*TASK DESCRIPTION:* Where a line in the records below contains the string "JSON", tally it; give only the final number.

Start of Block

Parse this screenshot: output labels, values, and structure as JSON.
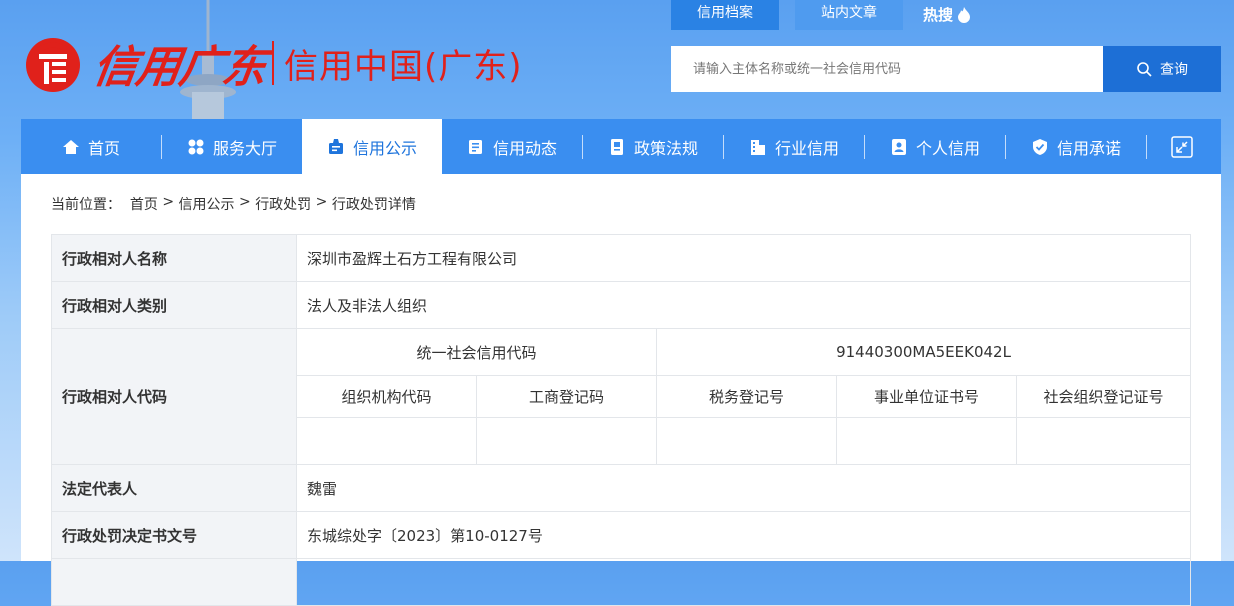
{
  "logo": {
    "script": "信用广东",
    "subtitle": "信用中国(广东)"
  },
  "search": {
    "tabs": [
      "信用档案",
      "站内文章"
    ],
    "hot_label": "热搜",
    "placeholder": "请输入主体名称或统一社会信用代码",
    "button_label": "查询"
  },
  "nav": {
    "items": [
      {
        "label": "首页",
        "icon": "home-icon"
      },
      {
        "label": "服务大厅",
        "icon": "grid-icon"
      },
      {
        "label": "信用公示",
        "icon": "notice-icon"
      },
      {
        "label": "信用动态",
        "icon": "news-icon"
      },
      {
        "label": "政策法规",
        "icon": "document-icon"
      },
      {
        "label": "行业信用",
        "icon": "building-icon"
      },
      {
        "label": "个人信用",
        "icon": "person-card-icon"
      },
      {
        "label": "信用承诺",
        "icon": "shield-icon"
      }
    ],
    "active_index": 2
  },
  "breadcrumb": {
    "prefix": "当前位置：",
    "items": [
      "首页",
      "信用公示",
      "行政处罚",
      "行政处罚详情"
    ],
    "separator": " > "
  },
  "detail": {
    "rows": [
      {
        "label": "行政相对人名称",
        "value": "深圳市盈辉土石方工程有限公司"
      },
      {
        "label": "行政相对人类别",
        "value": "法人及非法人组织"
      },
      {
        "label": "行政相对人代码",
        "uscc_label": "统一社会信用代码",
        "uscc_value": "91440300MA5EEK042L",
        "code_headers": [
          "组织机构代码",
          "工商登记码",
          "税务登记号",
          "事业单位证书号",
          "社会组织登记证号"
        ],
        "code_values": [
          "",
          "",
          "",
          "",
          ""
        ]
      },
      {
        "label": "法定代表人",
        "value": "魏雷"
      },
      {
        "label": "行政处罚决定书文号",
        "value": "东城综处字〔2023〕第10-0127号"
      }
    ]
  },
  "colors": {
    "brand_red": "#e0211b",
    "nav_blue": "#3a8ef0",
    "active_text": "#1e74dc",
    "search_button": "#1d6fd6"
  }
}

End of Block
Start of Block

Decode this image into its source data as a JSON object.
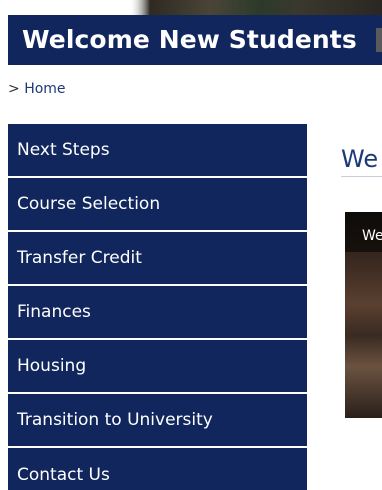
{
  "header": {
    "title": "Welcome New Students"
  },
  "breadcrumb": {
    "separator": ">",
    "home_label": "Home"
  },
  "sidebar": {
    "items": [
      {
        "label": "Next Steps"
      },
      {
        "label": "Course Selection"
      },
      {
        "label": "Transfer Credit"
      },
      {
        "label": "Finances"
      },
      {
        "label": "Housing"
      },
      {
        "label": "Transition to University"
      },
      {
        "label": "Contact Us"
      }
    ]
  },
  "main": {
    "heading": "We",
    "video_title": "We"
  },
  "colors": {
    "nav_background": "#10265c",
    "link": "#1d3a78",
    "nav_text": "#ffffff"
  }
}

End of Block
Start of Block

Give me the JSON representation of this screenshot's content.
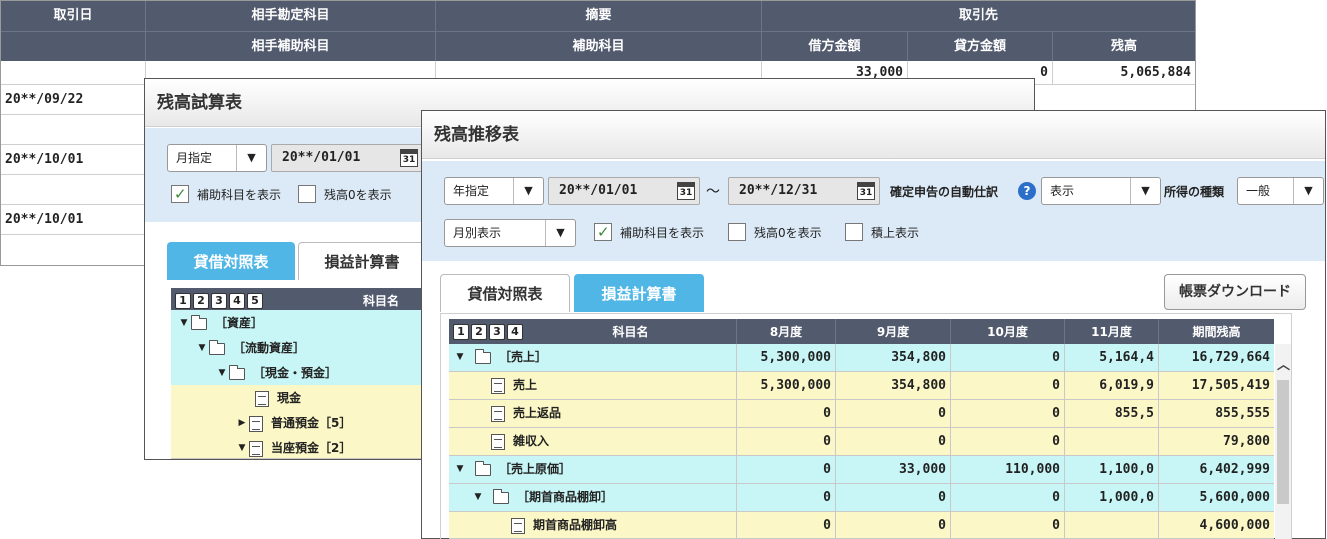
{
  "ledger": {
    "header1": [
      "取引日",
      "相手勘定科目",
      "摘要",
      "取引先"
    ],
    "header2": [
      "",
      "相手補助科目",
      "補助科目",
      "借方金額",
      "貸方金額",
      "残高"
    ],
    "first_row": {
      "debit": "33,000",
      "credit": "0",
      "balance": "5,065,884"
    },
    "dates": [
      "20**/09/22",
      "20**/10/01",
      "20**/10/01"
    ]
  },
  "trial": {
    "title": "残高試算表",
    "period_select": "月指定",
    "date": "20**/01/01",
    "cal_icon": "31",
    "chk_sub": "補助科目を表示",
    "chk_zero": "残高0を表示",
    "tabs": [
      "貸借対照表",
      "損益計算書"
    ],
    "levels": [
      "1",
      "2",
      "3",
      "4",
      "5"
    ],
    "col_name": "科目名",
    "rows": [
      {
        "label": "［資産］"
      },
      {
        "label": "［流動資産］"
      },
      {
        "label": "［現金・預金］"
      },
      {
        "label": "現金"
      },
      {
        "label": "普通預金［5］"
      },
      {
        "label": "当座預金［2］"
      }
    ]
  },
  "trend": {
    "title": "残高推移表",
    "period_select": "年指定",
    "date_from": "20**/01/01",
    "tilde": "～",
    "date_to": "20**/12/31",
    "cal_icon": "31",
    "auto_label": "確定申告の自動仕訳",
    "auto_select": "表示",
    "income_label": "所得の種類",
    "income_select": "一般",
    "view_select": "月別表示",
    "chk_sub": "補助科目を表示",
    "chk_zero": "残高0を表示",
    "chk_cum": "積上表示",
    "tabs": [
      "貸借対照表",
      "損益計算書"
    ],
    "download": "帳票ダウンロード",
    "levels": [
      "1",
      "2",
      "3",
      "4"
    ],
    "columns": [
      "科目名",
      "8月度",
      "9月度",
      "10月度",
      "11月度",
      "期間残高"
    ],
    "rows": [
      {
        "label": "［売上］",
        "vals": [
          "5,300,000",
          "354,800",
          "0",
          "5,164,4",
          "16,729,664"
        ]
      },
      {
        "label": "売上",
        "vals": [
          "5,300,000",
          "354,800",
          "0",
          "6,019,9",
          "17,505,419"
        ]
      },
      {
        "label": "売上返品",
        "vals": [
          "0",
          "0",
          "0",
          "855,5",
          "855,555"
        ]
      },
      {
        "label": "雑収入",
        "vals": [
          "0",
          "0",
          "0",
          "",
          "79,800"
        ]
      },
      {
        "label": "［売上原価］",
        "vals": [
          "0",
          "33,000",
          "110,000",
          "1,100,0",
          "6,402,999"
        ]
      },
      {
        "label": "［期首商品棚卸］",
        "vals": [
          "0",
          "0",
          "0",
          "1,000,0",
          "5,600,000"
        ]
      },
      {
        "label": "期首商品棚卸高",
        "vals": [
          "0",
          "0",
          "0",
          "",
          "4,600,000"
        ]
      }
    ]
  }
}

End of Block

*TASK SOLUTION:* 3